Bob Hathaway has seen many changes since his first year as a Century College English faculty member in 1968.  ”We were meeting in the old Washington School building on 4th Street in White Bear Lake, and we also met in a Presbyterian church across the street.  We moved to the West Campus in 1970,” he remembered. 

Bob was on the original task force to establish developmental education in the 70s and 80s.  ”Merging with the 916 Vocational Area Technical Institute was a huge undertaking because we had to bring the Vo Tech courses up to a credit system and an accredited system.  The merger was a valuable move for the college and the students and was well worth it, because it broadened the appeal of the college,” he said.

“We were on the quarter system then, which was much more efficient than semesters,” Bob noted. “We started the semester system in 1998 and that was another huge undertaking, as they had to totally redo the curriculum, change courses, and rewrite syllabi for all courses.” 

One of the things that hasn’t changed over time is the appeal of literature, and British literature in particular (Marlow, Chaucer, Shakespeare, John Donne, and Milton), as well as the the experience of being in a classroom.  ”The classroom experience is invaluable.  Students learn from the course and they learn from each other.  They learn how to get along and how to handle difficult situations. The classroom is one of the most exciting places to be–very stimulating, very enjoyable,” Bob observed.

Additionally, Lakewood Junior College established a Writers in Residence program in the 70s that was very dynamic, he remembered.  ”We had writers such as Bill Holm, who was affiliated with us for three years.  Today, Century College is one of the few places that has a Writing Center, which plays a vital role in English curricula.”

Bob has also been involved with the Century College Speaker Series, and is proud of the caliber of speakers brought to campus in the last few years, including author and artist Marjane Satrapi, autism expert Temple Grandin, poet Billy Collins and scientist Steven Pinker. 

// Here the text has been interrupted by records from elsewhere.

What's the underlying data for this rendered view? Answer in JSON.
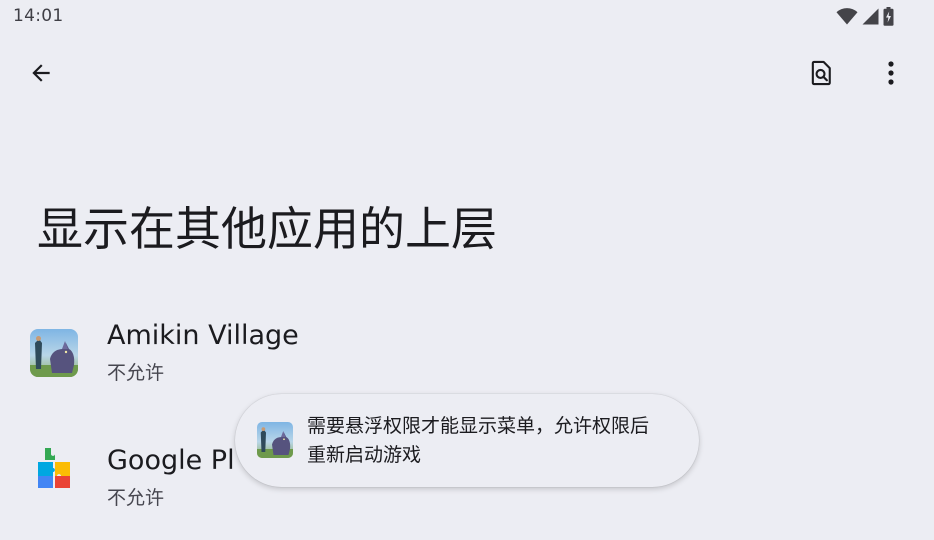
{
  "status_bar": {
    "time": "14:01",
    "icons": [
      "wifi-icon",
      "signal-icon",
      "battery-icon"
    ]
  },
  "app_bar": {
    "back_icon": "arrow-back-icon",
    "search_icon": "search-in-page-icon",
    "more_icon": "more-vert-icon"
  },
  "page": {
    "title": "显示在其他应用的上层"
  },
  "apps": [
    {
      "name": "Amikin Village",
      "status": "不允许",
      "icon": "amikin-village-app-icon"
    },
    {
      "name": "Google Pl",
      "status": "不允许",
      "icon": "google-play-services-icon"
    }
  ],
  "toast": {
    "icon": "amikin-village-app-icon",
    "line1": "需要悬浮权限才能显示菜单，允许权限后",
    "line2": "重新启动游戏"
  },
  "colors": {
    "background": "#ECEDF3",
    "text_primary": "#1B1B1F",
    "text_secondary": "#46464F"
  }
}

Additionally, he has enjoyed acting with Shakespeare and Company, and performances are held at the College during the summer.  He’s also played the lead in past Century College Theatre productions such as “The Fantasticks”, “My Fair Lady”, “The King and I” and “Camelot”.  In his spare time, he enjoys “raising” and arranging bouquets of flowers from his garden.  He’s well-known for bringing flowers in to different offices around the campus.

“I’m proud to be associated with Lakewood and Century College.  The College has made an enormous contribution to the intellectual milieu of the community, ” he said.